The findings have important implications for global climate change. The study suggests that intensifying winds in the region may be increasing the turbulence of the current, rather than increasing its flow rate.
One of the strongest currents in the world, the Agulhas Current flows along the east coast of South Africa, sending warm, salty water away from the tropics toward the poles. The Agulhas, which is hundreds of kilometers long and over 2,000-meters deep, transports large amounts of ocean heat and is considered to have an influence not only on the regional climate of Africa, but on global climate as part of the ocean’s global overturning circulation.
Boundary Current Changes
Lead author Lisa Beal, a UM Rosenstiel School professor of ocean sciences, said:
Using measurements collected during three scientific cruises to the Agulhas Current, the Indian Ocean’s version of the Gulf Stream, researchers estimated the long-term transport of the current leveraging 22 years of satellite data. They found the Agulhas Current has broadened, not strengthened, since the early 1990s, due to more turbulence from increased eddying and meandering.

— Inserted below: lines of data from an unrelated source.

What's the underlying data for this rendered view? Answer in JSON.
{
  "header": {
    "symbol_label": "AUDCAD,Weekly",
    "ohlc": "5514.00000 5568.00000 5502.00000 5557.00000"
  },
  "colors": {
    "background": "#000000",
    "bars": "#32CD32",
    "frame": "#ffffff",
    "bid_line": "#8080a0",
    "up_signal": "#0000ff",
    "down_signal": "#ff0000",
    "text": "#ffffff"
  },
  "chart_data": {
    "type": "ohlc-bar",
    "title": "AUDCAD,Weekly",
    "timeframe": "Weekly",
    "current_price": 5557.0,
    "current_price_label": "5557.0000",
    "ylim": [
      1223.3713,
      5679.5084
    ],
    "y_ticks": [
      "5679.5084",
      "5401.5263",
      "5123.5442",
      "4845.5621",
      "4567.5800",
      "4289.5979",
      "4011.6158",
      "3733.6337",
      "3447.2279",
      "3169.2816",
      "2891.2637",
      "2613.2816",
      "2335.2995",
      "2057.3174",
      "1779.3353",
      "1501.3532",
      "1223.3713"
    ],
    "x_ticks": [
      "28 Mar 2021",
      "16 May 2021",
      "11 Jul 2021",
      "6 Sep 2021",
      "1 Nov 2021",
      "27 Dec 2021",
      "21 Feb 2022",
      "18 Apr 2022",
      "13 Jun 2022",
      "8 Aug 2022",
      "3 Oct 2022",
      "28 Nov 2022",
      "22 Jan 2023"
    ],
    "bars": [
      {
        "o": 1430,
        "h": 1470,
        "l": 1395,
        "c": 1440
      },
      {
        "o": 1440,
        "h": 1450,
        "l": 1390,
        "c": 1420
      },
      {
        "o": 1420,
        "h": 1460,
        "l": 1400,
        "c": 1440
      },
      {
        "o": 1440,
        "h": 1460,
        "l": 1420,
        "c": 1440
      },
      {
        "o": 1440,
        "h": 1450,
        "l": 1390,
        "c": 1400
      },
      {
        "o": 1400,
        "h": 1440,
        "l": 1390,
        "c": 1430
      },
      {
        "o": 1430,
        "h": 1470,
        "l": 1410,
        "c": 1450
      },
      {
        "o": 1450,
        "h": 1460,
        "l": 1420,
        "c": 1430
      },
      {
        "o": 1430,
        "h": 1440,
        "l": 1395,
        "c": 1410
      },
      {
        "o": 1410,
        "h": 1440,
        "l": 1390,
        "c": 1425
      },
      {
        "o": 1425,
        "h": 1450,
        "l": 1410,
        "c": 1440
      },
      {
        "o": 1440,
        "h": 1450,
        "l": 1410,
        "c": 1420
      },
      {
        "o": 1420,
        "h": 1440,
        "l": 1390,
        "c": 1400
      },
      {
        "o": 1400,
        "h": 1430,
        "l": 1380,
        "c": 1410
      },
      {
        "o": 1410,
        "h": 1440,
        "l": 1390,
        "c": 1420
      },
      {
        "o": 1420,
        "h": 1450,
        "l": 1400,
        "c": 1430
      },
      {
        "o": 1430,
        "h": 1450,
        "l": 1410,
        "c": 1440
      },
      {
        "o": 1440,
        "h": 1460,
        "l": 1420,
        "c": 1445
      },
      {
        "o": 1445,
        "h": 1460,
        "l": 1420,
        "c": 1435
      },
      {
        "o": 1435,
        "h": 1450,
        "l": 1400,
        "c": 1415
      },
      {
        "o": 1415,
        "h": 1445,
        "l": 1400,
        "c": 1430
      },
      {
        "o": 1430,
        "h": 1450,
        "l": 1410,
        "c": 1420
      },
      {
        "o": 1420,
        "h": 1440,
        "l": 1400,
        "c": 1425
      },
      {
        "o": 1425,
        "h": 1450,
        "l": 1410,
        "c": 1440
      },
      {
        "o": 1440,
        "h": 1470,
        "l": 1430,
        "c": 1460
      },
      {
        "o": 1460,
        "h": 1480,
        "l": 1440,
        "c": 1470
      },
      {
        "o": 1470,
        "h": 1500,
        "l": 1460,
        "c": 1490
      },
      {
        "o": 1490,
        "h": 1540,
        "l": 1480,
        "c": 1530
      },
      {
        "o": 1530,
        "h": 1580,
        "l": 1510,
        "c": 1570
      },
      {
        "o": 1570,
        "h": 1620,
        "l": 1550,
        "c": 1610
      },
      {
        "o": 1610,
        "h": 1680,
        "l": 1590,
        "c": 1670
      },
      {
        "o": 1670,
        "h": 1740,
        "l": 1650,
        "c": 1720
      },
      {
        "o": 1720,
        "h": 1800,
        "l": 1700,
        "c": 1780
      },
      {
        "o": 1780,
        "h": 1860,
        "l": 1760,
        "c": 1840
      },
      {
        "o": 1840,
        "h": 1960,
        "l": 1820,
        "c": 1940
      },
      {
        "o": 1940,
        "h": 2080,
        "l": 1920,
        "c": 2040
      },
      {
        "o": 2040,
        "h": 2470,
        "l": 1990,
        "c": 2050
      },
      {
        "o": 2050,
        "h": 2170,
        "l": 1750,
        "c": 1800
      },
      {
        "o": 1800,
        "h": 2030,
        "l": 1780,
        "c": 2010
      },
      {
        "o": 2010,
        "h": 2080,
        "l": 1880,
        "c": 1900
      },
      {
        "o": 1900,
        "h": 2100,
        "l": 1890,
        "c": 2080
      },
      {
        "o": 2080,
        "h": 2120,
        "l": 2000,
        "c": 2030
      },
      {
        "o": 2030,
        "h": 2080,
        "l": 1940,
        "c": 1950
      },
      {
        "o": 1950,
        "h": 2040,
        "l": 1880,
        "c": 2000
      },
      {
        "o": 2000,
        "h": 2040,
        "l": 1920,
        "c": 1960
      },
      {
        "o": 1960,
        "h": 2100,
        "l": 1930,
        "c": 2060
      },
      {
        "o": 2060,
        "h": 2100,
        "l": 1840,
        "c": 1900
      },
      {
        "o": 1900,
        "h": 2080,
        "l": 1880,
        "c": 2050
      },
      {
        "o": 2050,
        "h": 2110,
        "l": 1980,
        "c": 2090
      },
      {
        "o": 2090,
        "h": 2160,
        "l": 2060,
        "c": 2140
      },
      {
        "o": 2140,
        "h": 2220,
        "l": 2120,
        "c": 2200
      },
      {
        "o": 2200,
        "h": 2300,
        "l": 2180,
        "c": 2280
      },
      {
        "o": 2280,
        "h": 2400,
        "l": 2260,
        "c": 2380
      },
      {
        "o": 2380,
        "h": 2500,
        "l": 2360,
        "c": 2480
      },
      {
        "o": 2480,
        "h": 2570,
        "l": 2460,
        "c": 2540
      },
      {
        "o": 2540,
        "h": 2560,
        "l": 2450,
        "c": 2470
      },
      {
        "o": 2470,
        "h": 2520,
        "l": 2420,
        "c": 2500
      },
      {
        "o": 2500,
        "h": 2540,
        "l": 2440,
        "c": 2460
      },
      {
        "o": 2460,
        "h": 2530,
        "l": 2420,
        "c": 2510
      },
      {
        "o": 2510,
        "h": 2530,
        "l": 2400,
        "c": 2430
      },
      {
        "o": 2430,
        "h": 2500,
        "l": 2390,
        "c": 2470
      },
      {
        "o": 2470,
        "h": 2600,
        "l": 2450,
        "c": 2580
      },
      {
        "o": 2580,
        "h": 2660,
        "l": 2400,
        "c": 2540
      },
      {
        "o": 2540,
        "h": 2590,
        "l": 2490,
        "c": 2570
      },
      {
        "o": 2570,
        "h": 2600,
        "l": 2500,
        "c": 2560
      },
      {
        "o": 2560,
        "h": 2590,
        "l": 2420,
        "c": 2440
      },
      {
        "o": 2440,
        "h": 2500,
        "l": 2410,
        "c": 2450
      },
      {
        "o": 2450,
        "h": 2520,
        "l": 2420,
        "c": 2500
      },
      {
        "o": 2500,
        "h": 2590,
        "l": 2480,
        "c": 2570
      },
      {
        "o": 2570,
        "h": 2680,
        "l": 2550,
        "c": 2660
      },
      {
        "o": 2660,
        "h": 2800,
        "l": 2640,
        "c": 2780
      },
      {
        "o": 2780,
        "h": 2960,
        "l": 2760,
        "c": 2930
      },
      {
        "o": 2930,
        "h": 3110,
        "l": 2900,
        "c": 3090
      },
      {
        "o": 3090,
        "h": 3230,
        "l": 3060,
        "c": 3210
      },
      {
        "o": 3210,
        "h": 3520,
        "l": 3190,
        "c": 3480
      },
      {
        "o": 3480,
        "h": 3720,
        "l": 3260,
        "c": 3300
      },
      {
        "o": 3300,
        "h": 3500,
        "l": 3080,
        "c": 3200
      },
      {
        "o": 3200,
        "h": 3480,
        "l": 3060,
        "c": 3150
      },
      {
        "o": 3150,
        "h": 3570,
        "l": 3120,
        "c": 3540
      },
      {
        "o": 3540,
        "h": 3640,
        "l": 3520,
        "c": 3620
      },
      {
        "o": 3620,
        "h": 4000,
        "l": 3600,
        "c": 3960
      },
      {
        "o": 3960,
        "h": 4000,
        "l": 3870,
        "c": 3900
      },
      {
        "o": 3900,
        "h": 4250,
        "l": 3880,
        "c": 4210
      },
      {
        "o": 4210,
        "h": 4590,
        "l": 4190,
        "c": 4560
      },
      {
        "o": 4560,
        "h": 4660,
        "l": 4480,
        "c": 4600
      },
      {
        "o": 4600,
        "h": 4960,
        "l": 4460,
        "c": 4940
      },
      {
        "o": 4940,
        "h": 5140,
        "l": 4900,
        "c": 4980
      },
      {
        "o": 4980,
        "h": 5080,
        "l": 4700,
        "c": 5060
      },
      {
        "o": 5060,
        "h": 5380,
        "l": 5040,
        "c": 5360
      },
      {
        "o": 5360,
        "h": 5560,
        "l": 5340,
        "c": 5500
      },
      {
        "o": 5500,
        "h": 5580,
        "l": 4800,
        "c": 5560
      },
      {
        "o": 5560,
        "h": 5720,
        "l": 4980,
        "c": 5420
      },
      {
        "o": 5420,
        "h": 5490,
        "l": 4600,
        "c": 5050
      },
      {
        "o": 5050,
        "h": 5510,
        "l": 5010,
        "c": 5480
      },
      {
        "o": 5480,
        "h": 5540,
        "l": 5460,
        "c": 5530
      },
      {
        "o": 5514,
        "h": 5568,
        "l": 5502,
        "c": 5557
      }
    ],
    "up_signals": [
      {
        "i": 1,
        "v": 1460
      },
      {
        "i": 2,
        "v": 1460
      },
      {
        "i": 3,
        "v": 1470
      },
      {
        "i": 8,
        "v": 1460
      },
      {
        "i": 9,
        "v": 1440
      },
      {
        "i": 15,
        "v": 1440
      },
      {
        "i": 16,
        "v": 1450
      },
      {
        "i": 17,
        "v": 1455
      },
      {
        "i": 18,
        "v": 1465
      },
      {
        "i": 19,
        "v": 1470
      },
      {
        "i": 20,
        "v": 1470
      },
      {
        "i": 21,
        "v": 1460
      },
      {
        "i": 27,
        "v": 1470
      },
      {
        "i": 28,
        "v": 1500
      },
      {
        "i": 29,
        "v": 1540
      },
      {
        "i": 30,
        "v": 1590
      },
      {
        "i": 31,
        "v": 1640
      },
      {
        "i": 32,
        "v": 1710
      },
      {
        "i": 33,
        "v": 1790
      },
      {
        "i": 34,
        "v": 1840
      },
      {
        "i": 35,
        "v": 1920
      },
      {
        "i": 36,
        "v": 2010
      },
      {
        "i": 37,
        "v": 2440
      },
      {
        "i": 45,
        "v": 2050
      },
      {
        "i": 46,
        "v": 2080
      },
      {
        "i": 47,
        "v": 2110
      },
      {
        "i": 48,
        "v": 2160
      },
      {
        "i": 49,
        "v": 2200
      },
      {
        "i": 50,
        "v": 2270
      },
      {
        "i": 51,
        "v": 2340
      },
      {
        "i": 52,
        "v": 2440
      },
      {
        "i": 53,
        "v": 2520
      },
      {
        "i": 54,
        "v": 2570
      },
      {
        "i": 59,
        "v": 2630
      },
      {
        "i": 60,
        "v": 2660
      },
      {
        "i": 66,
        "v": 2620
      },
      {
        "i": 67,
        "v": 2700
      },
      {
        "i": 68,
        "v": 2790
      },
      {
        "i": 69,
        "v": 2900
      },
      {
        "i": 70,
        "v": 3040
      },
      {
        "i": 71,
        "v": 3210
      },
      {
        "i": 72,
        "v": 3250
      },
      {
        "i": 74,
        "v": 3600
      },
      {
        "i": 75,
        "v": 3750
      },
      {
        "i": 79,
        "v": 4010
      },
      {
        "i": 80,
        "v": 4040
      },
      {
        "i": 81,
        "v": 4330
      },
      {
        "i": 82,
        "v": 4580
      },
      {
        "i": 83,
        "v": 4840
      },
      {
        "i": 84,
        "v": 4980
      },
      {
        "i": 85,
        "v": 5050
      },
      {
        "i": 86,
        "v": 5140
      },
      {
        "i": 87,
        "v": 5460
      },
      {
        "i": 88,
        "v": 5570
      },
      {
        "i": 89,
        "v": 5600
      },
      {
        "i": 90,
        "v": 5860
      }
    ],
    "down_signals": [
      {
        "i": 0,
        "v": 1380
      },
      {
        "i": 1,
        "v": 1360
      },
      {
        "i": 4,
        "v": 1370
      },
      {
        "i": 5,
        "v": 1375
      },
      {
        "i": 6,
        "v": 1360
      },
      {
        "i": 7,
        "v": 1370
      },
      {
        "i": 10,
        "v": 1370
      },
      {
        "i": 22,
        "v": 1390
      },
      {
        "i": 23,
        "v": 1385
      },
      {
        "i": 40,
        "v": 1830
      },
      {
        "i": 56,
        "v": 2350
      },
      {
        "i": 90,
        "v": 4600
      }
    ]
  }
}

Study co-author Shane Elipot, a UM Rosenstiel School associate scientist, said:
Previous studies have suggested that accelerated warming rates observed over western boundary current regions, together with ongoing strengthening and expansion of the global wind systems predicted by climate models relate to an intensification and pole-ward shift of western boundary currents as a result of man-made climate change.
Image: Cameron Kirby